■ What this task involves:
Everything in the entries below must be reproduced exactly, except the images.

-------- Information shown

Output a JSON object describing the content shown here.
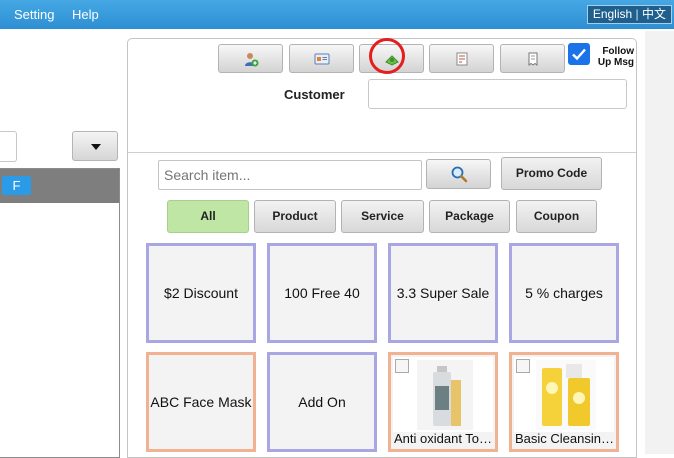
{
  "topbar": {
    "menu": [
      "Setting",
      "Help"
    ],
    "lang_english": "English",
    "lang_chinese": "中文"
  },
  "left": {
    "badge": "F"
  },
  "toolbar": {
    "icons": [
      "add-customer-icon",
      "customer-card-icon",
      "cash-drawer-icon",
      "calculator-list-icon",
      "receipt-icon"
    ],
    "follow_up_label": "Follow Up Msg",
    "follow_up_checked": true
  },
  "customer": {
    "label": "Customer",
    "value": ""
  },
  "search": {
    "placeholder": "Search item...",
    "promo_label": "Promo Code"
  },
  "tabs": [
    "All",
    "Product",
    "Service",
    "Package",
    "Coupon"
  ],
  "active_tab": "All",
  "items": [
    {
      "label": "$2 Discount"
    },
    {
      "label": "100 Free 40"
    },
    {
      "label": "3.3 Super Sale"
    },
    {
      "label": "5 % charges"
    },
    {
      "label": "ABC Face Mask"
    },
    {
      "label": "Add On"
    },
    {
      "label": "Anti oxidant Toner"
    },
    {
      "label": "Basic Cleansing Lotion"
    }
  ],
  "colors": {
    "topbar": "#2d8fd3",
    "active_tab": "#bfe6a4",
    "tile_border_purple": "#a9a6e4",
    "tile_border_orange": "#f0b290",
    "highlight_circle": "#e41e1e"
  }
}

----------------

■ Output:
Output a JSON object describing the content shown here.
{
  "topbar": {
    "menu": [
      "Setting",
      "Help"
    ],
    "lang_english": "English",
    "lang_chinese": "中文"
  },
  "left": {
    "badge": "F"
  },
  "toolbar": {
    "icons": [
      "add-customer-icon",
      "customer-card-icon",
      "cash-drawer-icon",
      "calculator-list-icon",
      "receipt-icon"
    ],
    "follow_up_label": "Follow Up Msg",
    "follow_up_checked": true
  },
  "customer": {
    "label": "Customer",
    "value": ""
  },
  "search": {
    "placeholder": "Search item...",
    "promo_label": "Promo Code"
  },
  "tabs": [
    "All",
    "Product",
    "Service",
    "Package",
    "Coupon"
  ],
  "active_tab": "All",
  "items": [
    {
      "label": "$2 Discount"
    },
    {
      "label": "100 Free 40"
    },
    {
      "label": "3.3 Super Sale"
    },
    {
      "label": "5 % charges"
    },
    {
      "label": "ABC Face Mask"
    },
    {
      "label": "Add On"
    },
    {
      "label": "Anti oxidant Toner"
    },
    {
      "label": "Basic Cleansing Lotion"
    }
  ],
  "colors": {
    "topbar": "#2d8fd3",
    "active_tab": "#bfe6a4",
    "tile_border_purple": "#a9a6e4",
    "tile_border_orange": "#f0b290",
    "highlight_circle": "#e41e1e"
  }
}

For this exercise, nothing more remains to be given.